Netzavim / Vayelech
by Rabbi Yaakov Menken
"Lest there be among you a man or woman, family or tribe, whose heart turns
away from HaShem your G-d today, to follow and serve the gods of these
nations; lest there be among you a root that sprouts poison and gall. And it
will be, when he hears the words of this curse, that he will bless himself
in his heart, saying, 'I will have peace, for I am ruled by my own heart,'
in order to satisfy his thirsts. HaShem will not consent to forgive him, for
the anger of HaShem and His jealousy will smoke against that man, and every
curse written in this book will lie upon him, and HaShem will blot out his
name from under Heaven." [29:17-19]
Usually, the "Lifeline" has a nice, feel-good message. But sometimes,
especially before Rosh Hashanah, it's appropriate not to feel too good about
My teacher Rabbi Asher Rubenstein called this passage "The most frightening
in the entire Torah." What angers the Holy One, Blessed be He, more than
anything? "When he hears the words of this curse, that he will bless himself
in his heart, saying, 'I will have peace, for I am ruled by my own heart!'"
Complacency. Claiming to be just fine, ruled by our own hearts. Having an
attitude that permits us to follow our hearts' desires. "HaShem will not
consent to forgive him..."
What sin did the person commit? None! He merely decided in his heart to
follow his own desires, and ignore his obligations. Instead of engaging in
self-criticism and attempting to improve his actions, he decided to do
whatever he wanted to do. And that is so contrary to what HaShem desires
from us, that this alone causes, as it were, an implacable anger.
We live in a society that is all in favor of "following your heart," rather
than "following your conscience." "Seize the moment!" "Live for now!" - and,
"Look out for Number One!"
No one should say, "I'm a good Jew," or even, "I'm a good person" - unless
always followed by, "but I could be better." Let us recognize our errors,
and the vast room for improvement in our behavior.

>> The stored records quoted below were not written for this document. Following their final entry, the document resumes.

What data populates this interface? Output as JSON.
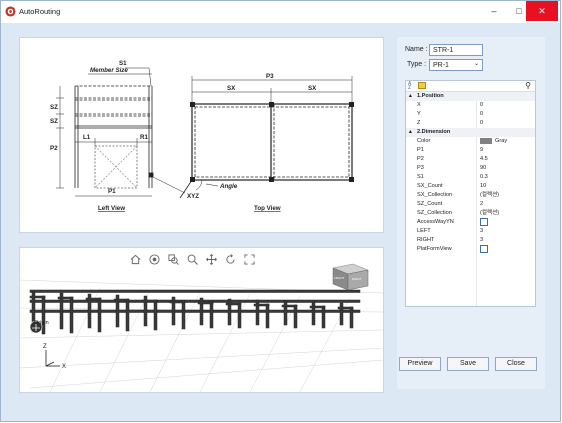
{
  "window": {
    "title": "AutoRouting",
    "min_glyph": "–",
    "max_glyph": "□",
    "close_glyph": "✕"
  },
  "drawing": {
    "s1": "S1",
    "member_size": "Member Size",
    "sz_top": "SZ",
    "sz_bottom": "SZ",
    "p2": "P2",
    "l1": "L1",
    "r1": "R1",
    "p1": "P1",
    "left_view": "Left View",
    "xyz": "XYZ",
    "angle": "Angle",
    "p3": "P3",
    "sx_left": "SX",
    "sx_right": "SX",
    "top_view": "Top View"
  },
  "view3d": {
    "toolbar_icons": [
      "home-icon",
      "eye-icon",
      "zoom-window-icon",
      "zoom-icon",
      "pan-icon",
      "rotate-icon",
      "fit-icon"
    ],
    "cube_labels": [
      "FRONT",
      "RIGHT"
    ],
    "origin_label": "Origin",
    "axis_z": "Z",
    "axis_x": "X"
  },
  "form": {
    "name_label": "Name :",
    "name_value": "STR-1",
    "type_label": "Type :",
    "type_value": "PR-1"
  },
  "property_grid": {
    "categories": [
      {
        "title": "1.Position",
        "rows": [
          {
            "name": "X",
            "value": "0"
          },
          {
            "name": "Y",
            "value": "0"
          },
          {
            "name": "Z",
            "value": "0"
          }
        ]
      },
      {
        "title": "2.Dimension",
        "rows": [
          {
            "name": "Color",
            "value": "Gray",
            "swatch": "#808080"
          },
          {
            "name": "P1",
            "value": "9"
          },
          {
            "name": "P2",
            "value": "4.5"
          },
          {
            "name": "P3",
            "value": "90"
          },
          {
            "name": "S1",
            "value": "0.3"
          },
          {
            "name": "SX_Count",
            "value": "10"
          },
          {
            "name": "SX_Collection",
            "value": "(컬렉션)"
          },
          {
            "name": "SZ_Count",
            "value": "2"
          },
          {
            "name": "SZ_Collection",
            "value": "(컬렉션)"
          },
          {
            "name": "AccessWayYN",
            "value": "",
            "checkbox": true
          },
          {
            "name": "LEFT",
            "value": "3"
          },
          {
            "name": "RIGHT",
            "value": "3"
          },
          {
            "name": "PlatFormView",
            "value": "",
            "checkbox": true
          }
        ]
      }
    ]
  },
  "buttons": {
    "preview": "Preview",
    "save": "Save",
    "close": "Close"
  },
  "colors": {
    "window_bg": "#dce8f4",
    "close_red": "#e81123",
    "accent_blue": "#3a6ea5"
  }
}
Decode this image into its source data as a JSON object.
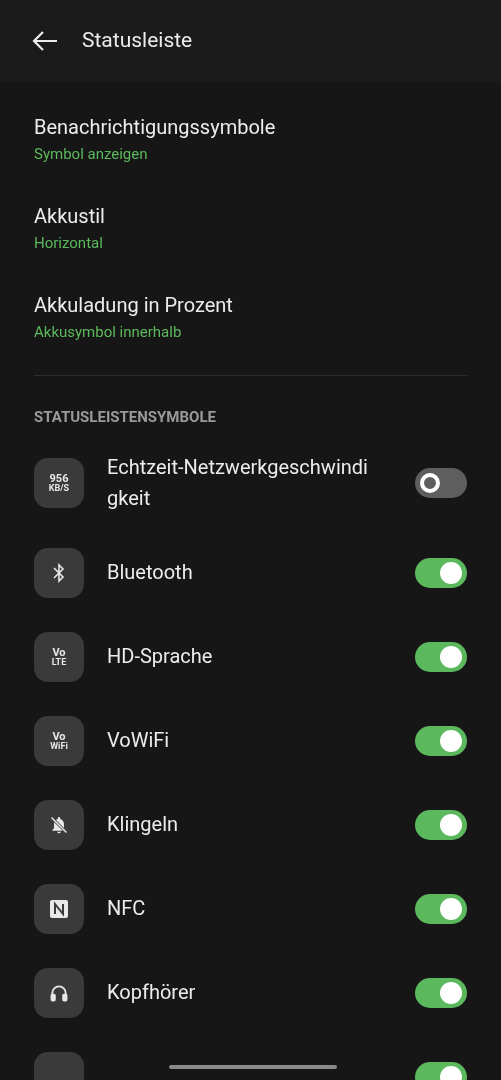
{
  "header": {
    "title": "Statusleiste"
  },
  "settings": [
    {
      "title": "Benachrichtigungssymbole",
      "value": "Symbol anzeigen"
    },
    {
      "title": "Akkustil",
      "value": "Horizontal"
    },
    {
      "title": "Akkuladung in Prozent",
      "value": "Akkusymbol innerhalb"
    }
  ],
  "section": {
    "heading": "STATUSLEISTENSYMBOLE"
  },
  "toggles": [
    {
      "kind": "text",
      "icon_text": [
        "956",
        "KB/S"
      ],
      "label": "Echtzeit-Netzwerkgeschwindigkeit",
      "on": false
    },
    {
      "kind": "bluetooth",
      "label": "Bluetooth",
      "on": true
    },
    {
      "kind": "text",
      "icon_text": [
        "Vo",
        "LTE"
      ],
      "label": "HD-Sprache",
      "on": true
    },
    {
      "kind": "text",
      "icon_text": [
        "Vo",
        "WiFi"
      ],
      "label": "VoWiFi",
      "on": true
    },
    {
      "kind": "bell-off",
      "label": "Klingeln",
      "on": true
    },
    {
      "kind": "nfc",
      "label": "NFC",
      "on": true
    },
    {
      "kind": "headphones",
      "label": "Kopfhörer",
      "on": true
    },
    {
      "kind": "blank",
      "on": true
    }
  ]
}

And let us make "New
Year's Resolutions" that we intend to keep beyond the Fast of Gedaliah [the
third of Tishrei, the third day of the new year.]
Text Copyright © 1996 Rabbi Yaakov Menken and Project Genesis, Inc.
The author is the Director of Project Genesis.